Benn knew he couldn’t go on. His fans knew it and his team knew it. His greatest triumph, the tragic win over Gerald McClellan the year before, had stolen something from Benn and he was never the same again.
This week, Nigel Benn, 55 years old, announced he is to return to the ring in Birmingham on November 23. At the time of writing the motives for his comeback are unknown but the dangers, even if this is a one-fight only deal, should be blatantly obvious.
Over the last 23 years Benn’s body will have softened. Perhaps it’s still toned and aesthetically impressive, but it’s no longer conditioned for combat. His skin, his muscles, his chin, his stomach can’t possibly be ready for battle after so many years away.
No doubt Benn is looking and feeling great in the gym. For a 55-year-old at least. The boxing gym can play tricks on the mind, though. It can confuse bright futures with memories of the past.
Benn approached the British Boxing Board of Control and discussed the possibility of getting his licence back. He was advised against applying. Boxing News understands that Benn will instead fight on a British and Irish Boxing Authority-governed event. BIBA have struggled for respect since their inception. Critics – like BoxRec and BN – do not place their bouts on official record. They allowed Danny Williams to fight last year. Frans Botha, 51, is ranked the ninth best heavyweight in their International rankings. Yet they will tell you their health and safety regulations are among the best in the business. They will undoubtedly tell you that Benn has passed all of the tests, is fit to fight, so therefore should be allowed to do so.

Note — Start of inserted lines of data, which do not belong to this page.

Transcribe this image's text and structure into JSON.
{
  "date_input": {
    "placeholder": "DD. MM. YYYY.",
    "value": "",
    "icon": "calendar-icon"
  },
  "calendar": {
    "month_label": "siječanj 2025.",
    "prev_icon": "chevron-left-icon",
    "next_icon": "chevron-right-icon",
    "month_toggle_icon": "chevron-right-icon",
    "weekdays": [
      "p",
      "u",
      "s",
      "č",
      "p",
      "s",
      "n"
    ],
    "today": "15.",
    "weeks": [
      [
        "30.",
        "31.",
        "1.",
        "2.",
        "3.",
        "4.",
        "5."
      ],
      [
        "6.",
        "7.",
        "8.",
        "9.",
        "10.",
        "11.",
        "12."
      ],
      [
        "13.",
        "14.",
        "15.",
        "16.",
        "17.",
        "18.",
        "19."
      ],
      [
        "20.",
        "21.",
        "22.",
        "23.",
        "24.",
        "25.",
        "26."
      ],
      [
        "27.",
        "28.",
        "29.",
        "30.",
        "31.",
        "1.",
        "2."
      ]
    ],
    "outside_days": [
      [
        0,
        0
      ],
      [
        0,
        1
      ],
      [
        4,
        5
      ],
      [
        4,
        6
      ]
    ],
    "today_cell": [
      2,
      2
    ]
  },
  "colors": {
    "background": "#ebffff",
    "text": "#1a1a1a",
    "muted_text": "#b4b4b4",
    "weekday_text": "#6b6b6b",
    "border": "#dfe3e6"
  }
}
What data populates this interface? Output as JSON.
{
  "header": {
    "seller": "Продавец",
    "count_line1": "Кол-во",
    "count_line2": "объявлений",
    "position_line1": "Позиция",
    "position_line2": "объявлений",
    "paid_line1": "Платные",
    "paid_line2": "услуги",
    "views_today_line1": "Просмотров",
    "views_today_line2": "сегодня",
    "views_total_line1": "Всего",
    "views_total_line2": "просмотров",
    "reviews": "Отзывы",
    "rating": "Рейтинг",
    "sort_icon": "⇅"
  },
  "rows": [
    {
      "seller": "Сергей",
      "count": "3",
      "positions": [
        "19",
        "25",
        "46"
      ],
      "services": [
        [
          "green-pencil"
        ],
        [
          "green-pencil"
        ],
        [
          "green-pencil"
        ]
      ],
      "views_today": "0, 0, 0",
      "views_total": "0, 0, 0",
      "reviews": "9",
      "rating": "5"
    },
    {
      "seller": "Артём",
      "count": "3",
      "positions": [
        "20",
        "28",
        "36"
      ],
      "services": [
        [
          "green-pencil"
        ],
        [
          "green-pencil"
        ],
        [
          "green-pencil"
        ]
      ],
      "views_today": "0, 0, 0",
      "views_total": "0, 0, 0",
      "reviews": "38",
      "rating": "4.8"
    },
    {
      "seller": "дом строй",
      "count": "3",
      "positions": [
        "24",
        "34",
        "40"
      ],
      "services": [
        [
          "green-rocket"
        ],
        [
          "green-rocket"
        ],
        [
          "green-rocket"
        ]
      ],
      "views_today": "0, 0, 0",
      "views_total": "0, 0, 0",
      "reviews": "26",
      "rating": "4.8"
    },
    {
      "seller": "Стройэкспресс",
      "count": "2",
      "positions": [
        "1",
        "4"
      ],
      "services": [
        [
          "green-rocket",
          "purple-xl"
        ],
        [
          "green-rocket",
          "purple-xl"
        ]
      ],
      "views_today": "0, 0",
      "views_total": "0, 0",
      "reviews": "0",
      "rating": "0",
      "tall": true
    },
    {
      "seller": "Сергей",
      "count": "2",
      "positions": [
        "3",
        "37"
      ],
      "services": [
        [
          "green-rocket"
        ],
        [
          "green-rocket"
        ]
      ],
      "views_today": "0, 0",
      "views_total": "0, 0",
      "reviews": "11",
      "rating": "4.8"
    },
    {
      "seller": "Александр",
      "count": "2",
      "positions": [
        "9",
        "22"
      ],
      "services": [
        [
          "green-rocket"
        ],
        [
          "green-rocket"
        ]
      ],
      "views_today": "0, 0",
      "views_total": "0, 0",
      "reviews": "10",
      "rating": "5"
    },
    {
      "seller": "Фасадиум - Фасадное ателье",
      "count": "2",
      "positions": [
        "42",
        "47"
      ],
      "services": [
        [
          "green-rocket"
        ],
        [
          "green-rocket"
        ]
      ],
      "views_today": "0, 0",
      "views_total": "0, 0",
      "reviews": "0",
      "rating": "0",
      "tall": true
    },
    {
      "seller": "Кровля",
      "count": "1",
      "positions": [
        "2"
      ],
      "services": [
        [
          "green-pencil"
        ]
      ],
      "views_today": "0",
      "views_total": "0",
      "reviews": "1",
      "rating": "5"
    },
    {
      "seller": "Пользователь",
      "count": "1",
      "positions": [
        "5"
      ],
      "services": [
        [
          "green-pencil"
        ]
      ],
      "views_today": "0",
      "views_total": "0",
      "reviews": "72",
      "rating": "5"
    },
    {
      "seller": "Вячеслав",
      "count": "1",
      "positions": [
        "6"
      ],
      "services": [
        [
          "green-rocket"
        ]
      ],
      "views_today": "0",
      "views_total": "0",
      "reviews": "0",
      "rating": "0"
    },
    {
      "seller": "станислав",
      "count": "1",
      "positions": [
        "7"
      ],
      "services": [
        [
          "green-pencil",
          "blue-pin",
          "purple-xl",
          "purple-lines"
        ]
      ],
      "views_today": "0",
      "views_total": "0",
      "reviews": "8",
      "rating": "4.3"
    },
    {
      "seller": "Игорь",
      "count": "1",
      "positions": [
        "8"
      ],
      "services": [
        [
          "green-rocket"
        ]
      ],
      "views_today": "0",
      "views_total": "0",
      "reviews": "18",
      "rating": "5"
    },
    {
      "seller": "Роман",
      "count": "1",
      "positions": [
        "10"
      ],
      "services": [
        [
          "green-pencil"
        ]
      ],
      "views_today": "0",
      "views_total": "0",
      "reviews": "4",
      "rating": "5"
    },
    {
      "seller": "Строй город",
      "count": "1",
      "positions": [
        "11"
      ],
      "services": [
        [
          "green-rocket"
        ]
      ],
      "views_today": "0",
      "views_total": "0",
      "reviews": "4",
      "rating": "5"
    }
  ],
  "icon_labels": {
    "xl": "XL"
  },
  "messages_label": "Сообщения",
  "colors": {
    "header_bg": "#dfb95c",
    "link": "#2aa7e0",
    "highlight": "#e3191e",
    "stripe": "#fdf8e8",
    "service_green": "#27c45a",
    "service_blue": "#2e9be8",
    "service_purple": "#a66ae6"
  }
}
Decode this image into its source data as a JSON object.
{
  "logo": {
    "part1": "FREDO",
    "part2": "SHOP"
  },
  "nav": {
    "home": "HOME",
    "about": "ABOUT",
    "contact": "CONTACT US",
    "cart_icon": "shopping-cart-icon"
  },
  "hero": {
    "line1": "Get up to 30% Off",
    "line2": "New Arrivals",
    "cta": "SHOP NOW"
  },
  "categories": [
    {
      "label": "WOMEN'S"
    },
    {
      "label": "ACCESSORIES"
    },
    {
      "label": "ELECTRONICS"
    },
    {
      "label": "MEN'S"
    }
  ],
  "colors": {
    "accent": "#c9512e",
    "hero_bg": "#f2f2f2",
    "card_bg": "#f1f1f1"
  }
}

But boxing is no place for 55-year-olds to be competing. Any boxing authority should know that. Nostalgia, when handled with care, can be a beautiful thing. When we listen to old songs and watch old films and think back to what it was like to be young. When we learn lessons from the mistakes we made and we move on.
But spending too much time dwelling on the past is unhealthy. Particularly when you’re a boxer craving just one last hurrah.